This certifies that the heraldic arms of The Reverend William Bain Henry, Jr. are registered as an original design and are described by the blazon below
There are two different meanings to the devices on the shield. First, various branches of the armiger's family arrived in America during the 18th and 19th centuries from Scotland, Ireland, and Wales, hence the use of a variation of the Celtic cross. They settled in and around the Kiskiminetas River Valley of Pennsylvania, and the armiger himself grew up along the Kiskiminetas, hence the fess wavy cotised. The name "Henry" is Germanic in origin and means "Home Ruler"; the name "William" is also Germanic and means "Resolute Guardian" or "Determined Protector"; hence, the armiger's choice of a castle in base. The crosses are three in number representing the armiger, his ancestors, and his descendents (past, present, and future).

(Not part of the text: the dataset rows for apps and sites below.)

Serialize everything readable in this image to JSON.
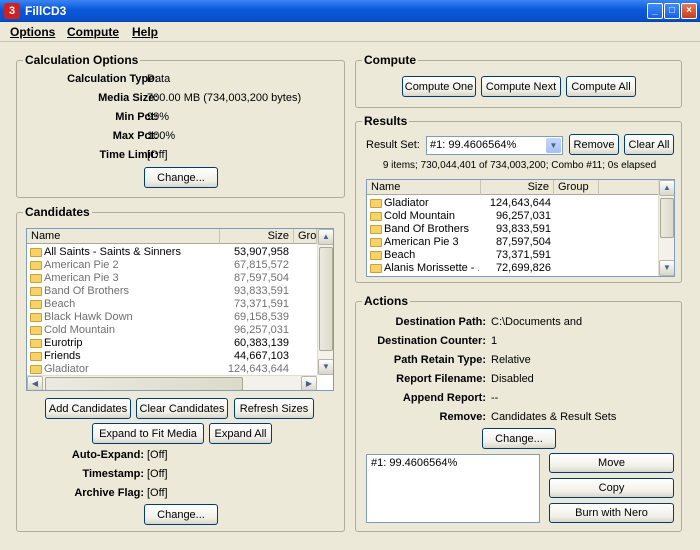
{
  "window": {
    "title": "FillCD3",
    "icon": "app-logo-icon"
  },
  "menu": [
    "Options",
    "Compute",
    "Help"
  ],
  "calc": {
    "legend": "Calculation Options",
    "rows": [
      {
        "label": "Calculation Type:",
        "value": "Data"
      },
      {
        "label": "Media Size:",
        "value": "700.00 MB (734,003,200 bytes)"
      },
      {
        "label": "Min Pct:",
        "value": "99%"
      },
      {
        "label": "Max Pct:",
        "value": "100%"
      },
      {
        "label": "Time Limit:",
        "value": "[Off]"
      }
    ],
    "change_label": "Change..."
  },
  "candidates": {
    "legend": "Candidates",
    "columns": [
      "Name",
      "Size",
      "Gro"
    ],
    "rows": [
      {
        "name": "All Saints - Saints & Sinners",
        "size": "53,907,958",
        "dim": false
      },
      {
        "name": "American Pie 2",
        "size": "67,815,572",
        "dim": true
      },
      {
        "name": "American Pie 3",
        "size": "87,597,504",
        "dim": true
      },
      {
        "name": "Band Of Brothers",
        "size": "93,833,591",
        "dim": true
      },
      {
        "name": "Beach",
        "size": "73,371,591",
        "dim": true
      },
      {
        "name": "Black Hawk Down",
        "size": "69,158,539",
        "dim": true
      },
      {
        "name": "Cold Mountain",
        "size": "96,257,031",
        "dim": true
      },
      {
        "name": "Eurotrip",
        "size": "60,383,139",
        "dim": false
      },
      {
        "name": "Friends",
        "size": "44,667,103",
        "dim": false
      },
      {
        "name": "Gladiator",
        "size": "124,643,644",
        "dim": true
      }
    ],
    "buttons": {
      "add": "Add Candidates",
      "clear": "Clear Candidates",
      "refresh": "Refresh Sizes",
      "expand_fit": "Expand to Fit Media",
      "expand_all": "Expand All"
    },
    "options": [
      {
        "label": "Auto-Expand:",
        "value": "[Off]"
      },
      {
        "label": "Timestamp:",
        "value": "[Off]"
      },
      {
        "label": "Archive Flag:",
        "value": "[Off]"
      }
    ],
    "change_label": "Change..."
  },
  "compute": {
    "legend": "Compute",
    "buttons": [
      "Compute One",
      "Compute Next",
      "Compute All"
    ]
  },
  "results": {
    "legend": "Results",
    "set_label": "Result Set:",
    "set_value": "#1:  99.4606564%",
    "remove_label": "Remove",
    "clear_all_label": "Clear All",
    "summary": "9 items; 730,044,401 of 734,003,200; Combo #11; 0s elapsed",
    "columns": [
      "Name",
      "Size",
      "Group"
    ],
    "rows": [
      {
        "name": "Gladiator",
        "size": "124,643,644"
      },
      {
        "name": "Cold Mountain",
        "size": "96,257,031"
      },
      {
        "name": "Band Of Brothers",
        "size": "93,833,591"
      },
      {
        "name": "American Pie 3",
        "size": "87,597,504"
      },
      {
        "name": "Beach",
        "size": "73,371,591"
      },
      {
        "name": "Alanis Morissette - ...",
        "size": "72,699,826"
      }
    ]
  },
  "actions": {
    "legend": "Actions",
    "rows": [
      {
        "label": "Destination Path:",
        "value": "C:\\Documents and"
      },
      {
        "label": "Destination Counter:",
        "value": "1"
      },
      {
        "label": "Path Retain Type:",
        "value": "Relative"
      },
      {
        "label": "Report Filename:",
        "value": "Disabled"
      },
      {
        "label": "Append Report:",
        "value": "--"
      },
      {
        "label": "Remove:",
        "value": "Candidates & Result Sets"
      }
    ],
    "change_label": "Change...",
    "log_text": "#1:  99.4606564%",
    "move_label": "Move",
    "copy_label": "Copy",
    "burn_label": "Burn with Nero"
  }
}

The second set of meanings behind the devices on the shield derive from the fact that the armiger is a Lutheran pastor. The three crosses represent Jesus Christ, "the same yesterday, today, and forever." The fess wavy cotised is a reminder that one enters the Family of God, the Church, through the waters of Holy Baptism. The castle is an homage to Martin Luther's most famous hymn, "A Mighty Fortress is Our God."
Additionally, the armiger's crest and badge reflect the fact that he is an ordained minister of the Church of Jesus Christ within the Lutheran tradition.